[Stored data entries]
====

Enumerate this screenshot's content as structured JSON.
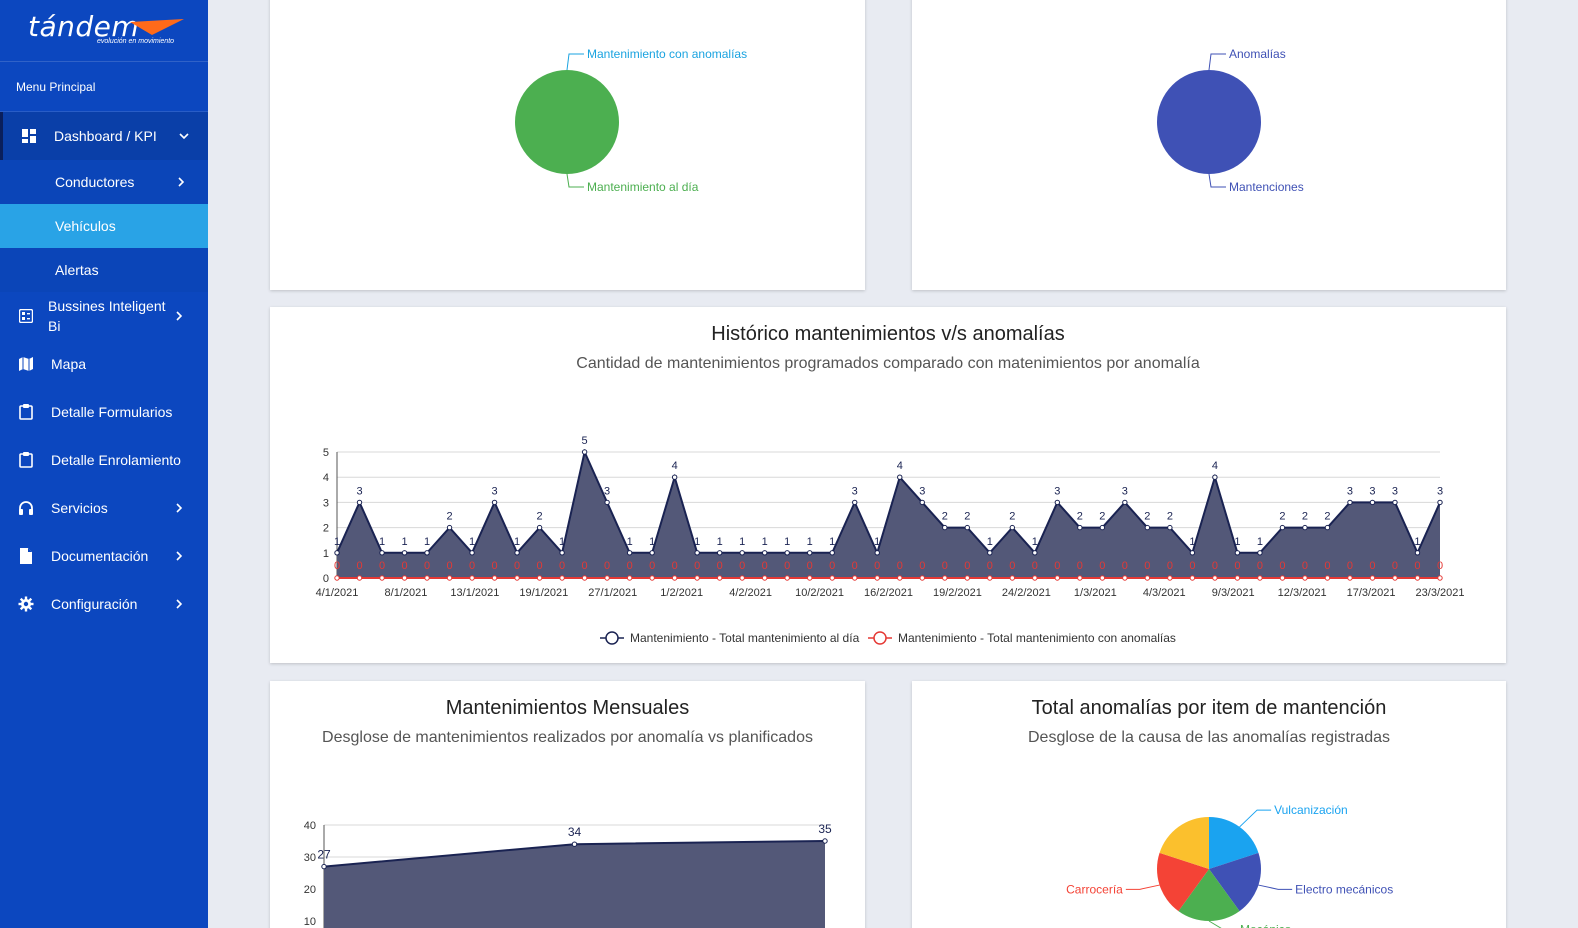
{
  "brand": {
    "name": "tándem",
    "tagline": "evolución en movimiento",
    "accent": "#ff6a1a"
  },
  "sidebar": {
    "header": "Menu Principal",
    "items": [
      {
        "label": "Dashboard / KPI",
        "icon": "dashboard-icon",
        "expanded": true
      },
      {
        "label": "Conductores",
        "sub": true,
        "chevron": true
      },
      {
        "label": "Vehículos",
        "sub": true,
        "selected": true
      },
      {
        "label": "Alertas",
        "sub": true
      },
      {
        "label": "Bussines Inteligent Bi",
        "icon": "bi-icon",
        "chevron": true
      },
      {
        "label": "Mapa",
        "icon": "map-icon"
      },
      {
        "label": "Detalle Formularios",
        "icon": "clipboard-icon"
      },
      {
        "label": "Detalle Enrolamiento",
        "icon": "clipboard-icon"
      },
      {
        "label": "Servicios",
        "icon": "headset-icon",
        "chevron": true
      },
      {
        "label": "Documentación",
        "icon": "document-icon",
        "chevron": true
      },
      {
        "label": "Configuración",
        "icon": "gear-icon",
        "chevron": true
      }
    ]
  },
  "pie_top_left": {
    "label_top": "Mantenimiento con anomalías",
    "label_bottom": "Mantenimiento al día",
    "color_top": "#1aa3e0",
    "color_bottom": "#4caf50"
  },
  "pie_top_right": {
    "label_top": "Anomalías",
    "label_bottom": "Mantenciones",
    "color": "#3f51b5"
  },
  "chart_data": [
    {
      "type": "area",
      "title": "Histórico mantenimientos v/s anomalías",
      "subtitle": "Cantidad de mantenimientos programados comparado con matenimientos por anomalía",
      "ylim": [
        0,
        5
      ],
      "yticks": [
        0,
        1,
        2,
        3,
        4,
        5
      ],
      "xticks": [
        "4/1/2021",
        "8/1/2021",
        "13/1/2021",
        "19/1/2021",
        "27/1/2021",
        "1/2/2021",
        "4/2/2021",
        "10/2/2021",
        "16/2/2021",
        "19/2/2021",
        "24/2/2021",
        "1/3/2021",
        "4/3/2021",
        "9/3/2021",
        "12/3/2021",
        "17/3/2021",
        "23/3/2021"
      ],
      "series": [
        {
          "name": "Mantenimiento - Total mantenimiento al día",
          "color": "#1a2352",
          "values": [
            1,
            3,
            1,
            1,
            1,
            2,
            1,
            3,
            1,
            2,
            1,
            5,
            3,
            1,
            1,
            4,
            1,
            1,
            1,
            1,
            1,
            1,
            1,
            3,
            1,
            4,
            3,
            2,
            2,
            1,
            2,
            1,
            3,
            2,
            2,
            3,
            2,
            2,
            1,
            4,
            1,
            1,
            2,
            2,
            2,
            3,
            3,
            3,
            1,
            3
          ]
        },
        {
          "name": "Mantenimiento - Total mantenimiento con anomalías",
          "color": "#e53935",
          "values": [
            0,
            0,
            0,
            0,
            0,
            0,
            0,
            0,
            0,
            0,
            0,
            0,
            0,
            0,
            0,
            0,
            0,
            0,
            0,
            0,
            0,
            0,
            0,
            0,
            0,
            0,
            0,
            0,
            0,
            0,
            0,
            0,
            0,
            0,
            0,
            0,
            0,
            0,
            0,
            0,
            0,
            0,
            0,
            0,
            0,
            0,
            0,
            0,
            0,
            0
          ]
        }
      ],
      "grid": true,
      "legend": "bottom"
    },
    {
      "type": "area",
      "title": "Mantenimientos Mensuales",
      "subtitle": "Desglose de mantenimientos realizados por anomalía vs planificados",
      "yticks": [
        10,
        20,
        30,
        40
      ],
      "ylim": [
        0,
        40
      ],
      "series": [
        {
          "color": "#1a2352",
          "values": [
            27,
            34,
            35
          ]
        }
      ]
    },
    {
      "type": "pie",
      "title": "Total anomalías por item de mantención",
      "subtitle": "Desglose de la causa de las anomalías registradas",
      "slices": [
        {
          "label": "Vulcanización",
          "value": 20,
          "color": "#1aa3f0"
        },
        {
          "label": "Electro mecánicos",
          "value": 20,
          "color": "#3f51b5"
        },
        {
          "label": "Mecánico",
          "value": 20,
          "color": "#4caf50"
        },
        {
          "label": "Carrocería",
          "value": 20,
          "color": "#f44336"
        },
        {
          "label": "",
          "value": 20,
          "color": "#fbc02d"
        }
      ]
    }
  ]
}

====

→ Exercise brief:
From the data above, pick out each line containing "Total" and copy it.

→ Solution:
          "name": "Mantenimiento - Total mantenimiento al día",
          "name": "Mantenimiento - Total mantenimiento con anomalías",
      "title": "Total anomalías por item de mantención",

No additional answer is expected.